“If you follow the puppeteer’s strings, they go right to this building, and to one person — Cathi Herrod,” said Beto Soto, of Citizens for a Better Arizona.
…This afternoon, activists put up red tape in front of the office building that read “closed,” as Soto declared CAP as “incompatible with Arizona values.”
This is the next line, a line that has already been crossed, but which the media finds invisible — targeting and harassing pro-marriage citizens for exercising their basic civil rights. The Center for Arizona Policy argued that their bill was necessary to protect individual freedoms. Now their offices, leadership, and freedom to lobby are threatened, and the media is blind to the irony:
This isn’t just an image of the Center for Arizona Policy’s office, it’s a picture of your office, of your father’s place of business, of your best friend’s company, if we allow this to continue.
“Going out of business”. They’re serious.
They printed out the name and image of CAP’s President Cathi:
That’s not going to be Cathi in a few years, it will be your picture.
They already have my picture posted up.
But I asked for it when I chose to defend marriage in public.
In the next wave, you’ll be asked where you stand.
Either you will hide your witness or you will risk joining the Cathi’s and Thom’s.
These images of private property and private citizens being harassed and intimidated can now happen at any place of business or private residence of anyone in the state of Arizona who dares give voice to their disagreement with gay marriage.

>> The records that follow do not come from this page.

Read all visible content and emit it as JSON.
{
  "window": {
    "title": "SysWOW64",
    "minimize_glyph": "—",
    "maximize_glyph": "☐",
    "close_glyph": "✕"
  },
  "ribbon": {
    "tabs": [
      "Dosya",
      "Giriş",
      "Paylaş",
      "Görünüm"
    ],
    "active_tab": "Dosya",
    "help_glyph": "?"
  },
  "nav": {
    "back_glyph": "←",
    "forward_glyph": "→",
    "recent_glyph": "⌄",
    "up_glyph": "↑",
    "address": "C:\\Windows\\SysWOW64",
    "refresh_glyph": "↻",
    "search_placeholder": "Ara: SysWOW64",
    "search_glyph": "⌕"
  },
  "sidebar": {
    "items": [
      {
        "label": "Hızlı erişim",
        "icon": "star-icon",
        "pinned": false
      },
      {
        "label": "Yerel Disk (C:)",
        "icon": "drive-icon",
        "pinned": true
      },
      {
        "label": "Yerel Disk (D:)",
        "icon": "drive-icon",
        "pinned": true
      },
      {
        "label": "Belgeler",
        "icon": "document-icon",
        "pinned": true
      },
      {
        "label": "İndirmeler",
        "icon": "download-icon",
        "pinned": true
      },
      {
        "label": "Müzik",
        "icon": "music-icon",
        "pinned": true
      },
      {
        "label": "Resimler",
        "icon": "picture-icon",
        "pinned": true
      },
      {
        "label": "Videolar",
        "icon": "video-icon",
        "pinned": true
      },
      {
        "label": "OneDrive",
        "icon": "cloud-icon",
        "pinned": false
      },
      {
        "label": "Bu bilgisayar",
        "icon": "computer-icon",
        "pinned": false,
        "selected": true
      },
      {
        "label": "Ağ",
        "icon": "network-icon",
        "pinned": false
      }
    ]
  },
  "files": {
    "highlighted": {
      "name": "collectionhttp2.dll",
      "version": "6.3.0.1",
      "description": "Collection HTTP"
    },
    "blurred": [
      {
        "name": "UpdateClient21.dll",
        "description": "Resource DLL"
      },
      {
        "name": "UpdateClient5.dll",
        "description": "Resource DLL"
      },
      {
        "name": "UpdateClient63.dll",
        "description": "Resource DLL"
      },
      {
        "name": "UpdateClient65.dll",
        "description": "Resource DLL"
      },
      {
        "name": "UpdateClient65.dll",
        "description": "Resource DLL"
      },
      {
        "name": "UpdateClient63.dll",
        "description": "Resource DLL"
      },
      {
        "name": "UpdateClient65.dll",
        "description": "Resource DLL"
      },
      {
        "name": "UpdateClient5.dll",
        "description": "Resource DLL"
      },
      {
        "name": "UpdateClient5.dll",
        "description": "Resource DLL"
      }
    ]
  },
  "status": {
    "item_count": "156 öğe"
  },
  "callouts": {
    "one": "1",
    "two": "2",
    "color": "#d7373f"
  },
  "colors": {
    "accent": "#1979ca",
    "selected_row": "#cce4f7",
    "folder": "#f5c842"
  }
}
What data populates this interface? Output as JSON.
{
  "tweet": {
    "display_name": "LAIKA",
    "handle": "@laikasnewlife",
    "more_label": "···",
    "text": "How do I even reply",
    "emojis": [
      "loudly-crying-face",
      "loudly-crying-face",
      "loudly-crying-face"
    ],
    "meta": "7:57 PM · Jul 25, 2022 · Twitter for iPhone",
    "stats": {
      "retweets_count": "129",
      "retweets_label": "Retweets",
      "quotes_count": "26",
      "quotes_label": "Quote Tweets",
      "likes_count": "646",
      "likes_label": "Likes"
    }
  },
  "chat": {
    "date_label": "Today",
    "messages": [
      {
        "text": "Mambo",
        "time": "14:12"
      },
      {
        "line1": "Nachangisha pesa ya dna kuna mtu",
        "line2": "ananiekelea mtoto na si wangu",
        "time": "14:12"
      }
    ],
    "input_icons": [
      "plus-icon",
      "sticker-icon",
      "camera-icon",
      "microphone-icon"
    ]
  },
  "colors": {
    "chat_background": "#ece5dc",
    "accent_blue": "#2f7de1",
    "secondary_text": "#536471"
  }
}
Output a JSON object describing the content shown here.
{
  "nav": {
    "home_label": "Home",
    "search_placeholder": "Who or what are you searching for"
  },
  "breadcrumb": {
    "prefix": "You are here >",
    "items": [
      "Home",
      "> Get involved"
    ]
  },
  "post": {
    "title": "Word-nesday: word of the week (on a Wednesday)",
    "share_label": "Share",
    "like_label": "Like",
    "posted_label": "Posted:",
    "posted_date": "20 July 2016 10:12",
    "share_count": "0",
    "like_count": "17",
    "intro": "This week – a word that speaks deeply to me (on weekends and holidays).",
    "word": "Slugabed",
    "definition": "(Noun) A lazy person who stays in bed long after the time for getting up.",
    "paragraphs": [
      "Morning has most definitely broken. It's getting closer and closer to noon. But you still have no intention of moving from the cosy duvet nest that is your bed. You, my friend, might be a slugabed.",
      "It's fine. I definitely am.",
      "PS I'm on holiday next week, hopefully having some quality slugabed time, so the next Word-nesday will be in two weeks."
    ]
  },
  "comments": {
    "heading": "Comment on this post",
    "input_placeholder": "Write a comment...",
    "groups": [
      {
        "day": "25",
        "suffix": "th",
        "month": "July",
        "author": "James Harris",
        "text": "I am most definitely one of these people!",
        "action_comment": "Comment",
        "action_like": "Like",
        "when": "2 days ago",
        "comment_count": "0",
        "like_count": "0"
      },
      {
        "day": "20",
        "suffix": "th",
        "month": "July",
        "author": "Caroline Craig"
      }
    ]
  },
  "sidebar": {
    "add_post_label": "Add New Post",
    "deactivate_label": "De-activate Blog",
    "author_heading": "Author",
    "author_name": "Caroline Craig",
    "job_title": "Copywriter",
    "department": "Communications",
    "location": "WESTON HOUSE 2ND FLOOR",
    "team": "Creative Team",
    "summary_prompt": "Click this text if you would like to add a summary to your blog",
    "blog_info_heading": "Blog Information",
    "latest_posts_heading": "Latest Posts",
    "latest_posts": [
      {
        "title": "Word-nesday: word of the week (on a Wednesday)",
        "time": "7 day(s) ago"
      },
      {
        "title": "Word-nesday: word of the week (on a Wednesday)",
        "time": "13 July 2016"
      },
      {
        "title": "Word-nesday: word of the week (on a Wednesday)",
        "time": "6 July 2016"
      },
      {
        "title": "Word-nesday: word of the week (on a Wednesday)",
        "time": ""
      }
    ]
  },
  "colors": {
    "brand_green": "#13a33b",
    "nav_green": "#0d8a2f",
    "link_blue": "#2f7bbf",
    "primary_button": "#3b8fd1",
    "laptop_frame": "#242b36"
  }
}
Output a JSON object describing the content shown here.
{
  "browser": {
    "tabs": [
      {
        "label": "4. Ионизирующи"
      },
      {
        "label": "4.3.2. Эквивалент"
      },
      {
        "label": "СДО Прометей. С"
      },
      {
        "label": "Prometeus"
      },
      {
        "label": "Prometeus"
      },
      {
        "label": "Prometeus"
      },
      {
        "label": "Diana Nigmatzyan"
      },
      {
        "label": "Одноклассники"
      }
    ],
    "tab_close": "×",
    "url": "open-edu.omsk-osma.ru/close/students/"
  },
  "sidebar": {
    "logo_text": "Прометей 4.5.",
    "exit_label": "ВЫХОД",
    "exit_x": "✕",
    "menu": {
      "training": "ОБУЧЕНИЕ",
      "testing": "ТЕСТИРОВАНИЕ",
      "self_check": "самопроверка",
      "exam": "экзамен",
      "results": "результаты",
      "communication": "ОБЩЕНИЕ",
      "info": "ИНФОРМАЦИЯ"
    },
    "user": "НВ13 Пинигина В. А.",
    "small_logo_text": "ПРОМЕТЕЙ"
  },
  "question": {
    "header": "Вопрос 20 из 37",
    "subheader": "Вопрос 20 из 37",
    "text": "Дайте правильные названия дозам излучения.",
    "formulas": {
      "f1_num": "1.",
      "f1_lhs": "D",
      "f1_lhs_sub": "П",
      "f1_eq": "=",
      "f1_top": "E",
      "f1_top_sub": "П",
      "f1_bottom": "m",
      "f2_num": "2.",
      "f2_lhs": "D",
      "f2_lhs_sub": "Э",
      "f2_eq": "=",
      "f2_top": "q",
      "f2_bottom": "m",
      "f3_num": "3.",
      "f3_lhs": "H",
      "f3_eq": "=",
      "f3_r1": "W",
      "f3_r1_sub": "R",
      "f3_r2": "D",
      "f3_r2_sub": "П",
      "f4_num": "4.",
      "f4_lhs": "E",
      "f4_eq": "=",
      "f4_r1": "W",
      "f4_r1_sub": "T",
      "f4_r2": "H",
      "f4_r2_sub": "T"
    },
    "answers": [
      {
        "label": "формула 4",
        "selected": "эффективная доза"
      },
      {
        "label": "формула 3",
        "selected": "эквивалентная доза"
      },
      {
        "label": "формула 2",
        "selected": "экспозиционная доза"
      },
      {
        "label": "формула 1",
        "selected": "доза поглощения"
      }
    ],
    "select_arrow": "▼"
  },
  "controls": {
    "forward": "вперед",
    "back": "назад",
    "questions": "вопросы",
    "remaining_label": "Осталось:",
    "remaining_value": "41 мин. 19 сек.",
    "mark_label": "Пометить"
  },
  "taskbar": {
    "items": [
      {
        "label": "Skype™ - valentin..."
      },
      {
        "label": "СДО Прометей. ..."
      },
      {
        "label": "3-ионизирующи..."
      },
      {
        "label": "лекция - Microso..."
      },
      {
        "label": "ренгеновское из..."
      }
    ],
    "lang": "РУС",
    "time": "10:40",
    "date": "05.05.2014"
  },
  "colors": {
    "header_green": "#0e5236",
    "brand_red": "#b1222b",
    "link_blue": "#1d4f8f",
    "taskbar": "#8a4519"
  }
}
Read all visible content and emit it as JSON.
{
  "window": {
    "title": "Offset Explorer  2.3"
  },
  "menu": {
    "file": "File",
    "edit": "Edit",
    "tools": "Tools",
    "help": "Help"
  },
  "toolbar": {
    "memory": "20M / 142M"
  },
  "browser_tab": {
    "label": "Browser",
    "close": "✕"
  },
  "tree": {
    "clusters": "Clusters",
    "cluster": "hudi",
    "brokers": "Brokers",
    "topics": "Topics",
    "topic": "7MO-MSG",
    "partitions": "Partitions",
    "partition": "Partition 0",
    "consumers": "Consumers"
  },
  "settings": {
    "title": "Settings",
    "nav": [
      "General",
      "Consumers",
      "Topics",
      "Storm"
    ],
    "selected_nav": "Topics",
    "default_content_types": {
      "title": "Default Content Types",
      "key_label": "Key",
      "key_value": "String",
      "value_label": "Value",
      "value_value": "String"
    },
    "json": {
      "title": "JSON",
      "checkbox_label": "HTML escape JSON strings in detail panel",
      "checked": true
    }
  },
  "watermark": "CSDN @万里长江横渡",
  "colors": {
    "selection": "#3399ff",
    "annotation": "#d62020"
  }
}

The media has already sanctioned it and a law to prevent this from happening has been vetoed.
But what has happened in Arizona will not stay in Arizona unless we act.
Now is the time to ask ourselves some basic questions: did we know about SB 1062 before we heard the news it had been vetoed? If we were informed, did we do anything to help its passage? Do we know what laws are on the books in our own state protecting marriage and religious freedom? Are we active in defending and promoting those laws? Are we aware of the threats to those laws? Do we help organizations and are we involved in efforts to protect marriage and religious freedom?
If we refuse to educate ourselves or get involved, we might as well all move to Arizona because we’ll all be living there soon anyway.
This is how a country loses its religion.